Why Atheism? by George H Smith is a collection of essays about atheism. Although the essays complement one another, most of them pretty much stand alone, rather than building upon one another. For better or worse, Smith focuses his philosophical arguments with an emphasis on Christianity. This was a huge disappointment for me because I chose the book based on the cover’s more ecumenical cover image which has Judeo-Christian imagery as well as Buddhist and Hindu.
The arguments Smith offers are not well presented in this book. There are careless editing examples throughout the book. Given Smith’s own often dense phrasing, these mistakes are all the more glaring. Having to reread a sentence because it is missing a word, duplicating a word, or missing a letter effectively changing a word’s meaning is annoying at best. To have it happen at least once per chapter is simply unforgivable and I’ve no doubt the author was disappointed to see his work treated so shabbily.
Although Smith’s essays are persuasive, I found most of them without impact. I could easily draw on my remembered defenses of Christianity and see why a believer would not find the arguments powerful enough to sway personal conviction. Halfway through the book, I was prepared to just give up altogether, already discouraged with the author’s focus on one spiritual path, etc. However, I persevered.
Finally in chapter 9, “Metaphysical Muddles: The Ontological Argument,” I found some ideas and concepts into which I could sink my intellectual teeth. I also found the chapters on the history of atheism interesting (albeit, it is an extremely abbreviated history). However, I thought that chapter 12, “Some Irreverent Questions Concerning God,” was unnecessary. It reminded me of the times my poetry friends and I would do a poetry exercise—write a line of poetry and then the next person would write the second line and the next one would write the third and so on until you ended up with a single poem. The end result was never any good, although there were occasionally a line or two worth saving. It was more an exercise, an experiment in creativity and the twelfth chapter reminded me of this poetry game—asking questions about God and then responding to each. But really, why bother? There are enough real issues in religion, society, and philosophy to be explored without trying to figure out if God is an atheist or has orgasms.

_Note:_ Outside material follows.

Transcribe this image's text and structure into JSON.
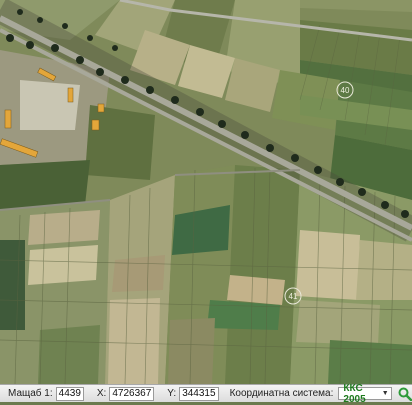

If there are thirteen chapters in a book and I found only three interesting (and really only one was meaty enough to make me want to dig deeper), would I recommend this book? I wouldn’t necessarily not recommend it. I think that most Christians would benefit from reading it, assuming they can overcome the impression that Smith is singling them out for attack. I wish Smith had been more ecumenical, albeit I would imagine it is prohibitive to address one’s self to all the variety out there.
I do think this was a good first choice in reading about atheism. Hopefully I can find other books which are not so exclusive in discussing Christianity. Conveniently enough, the previous person who borrowed this book left their “borrowed books” receipt in the book so now I have a list of other books to consider borrowing.
Some examples of the carelessness on the editor’s part:
How [is] it that ideas that are learned uncritically in childhood become vested with the dignity of fundamental principles? (127)
(I inserted the bracketed word.)
When salvation is at stake, when failure to covert [sic[ the atheist may land him in hell, the Christian becomes a spiritual Machiavellian for whom the end justifies the means. (136)
(I found the above error amusing because it almost works.)
The fear of death, according to Epicurus, originated with the religious doctrine that we will be rewarded or punished in a future life, depending on how we act (or what we our believe) in our present life. (238)
(No matter how many different ways I try to make sense of the parenthetical part, I simply cannot do so. I am assuming Smith wrote something along the lines of “or what we ourselves believe” but given that this whole book is arguing against making assumptions it is ironic that the publisher can’t hire an editor intelligent enough to catch such blatant errors before taking the copy to print.)
Then on page 238, Smith offers the reader a concept he calls the Epicurian Remedy. Or is the Epircurean Remedy? The reader is left to debate this. “I shall henceforth call this the Epricurean Remedy” it says on page 238 but on the next page we have “Epicurean Remedy” and a few paragraphs later on the same page “Epircurean Remedy.”
I suppose in some alternate reality, which one could philosophically debate, these things would not cause the reader even a moment of confusion but the very quality of the writing is inevitably thrown into question. I trust that Smith knows how to write well enough that these errors in editing are not a fault on his part but the fact that there are so many has the inevitable effect of making even the arguments feel somehow weaker.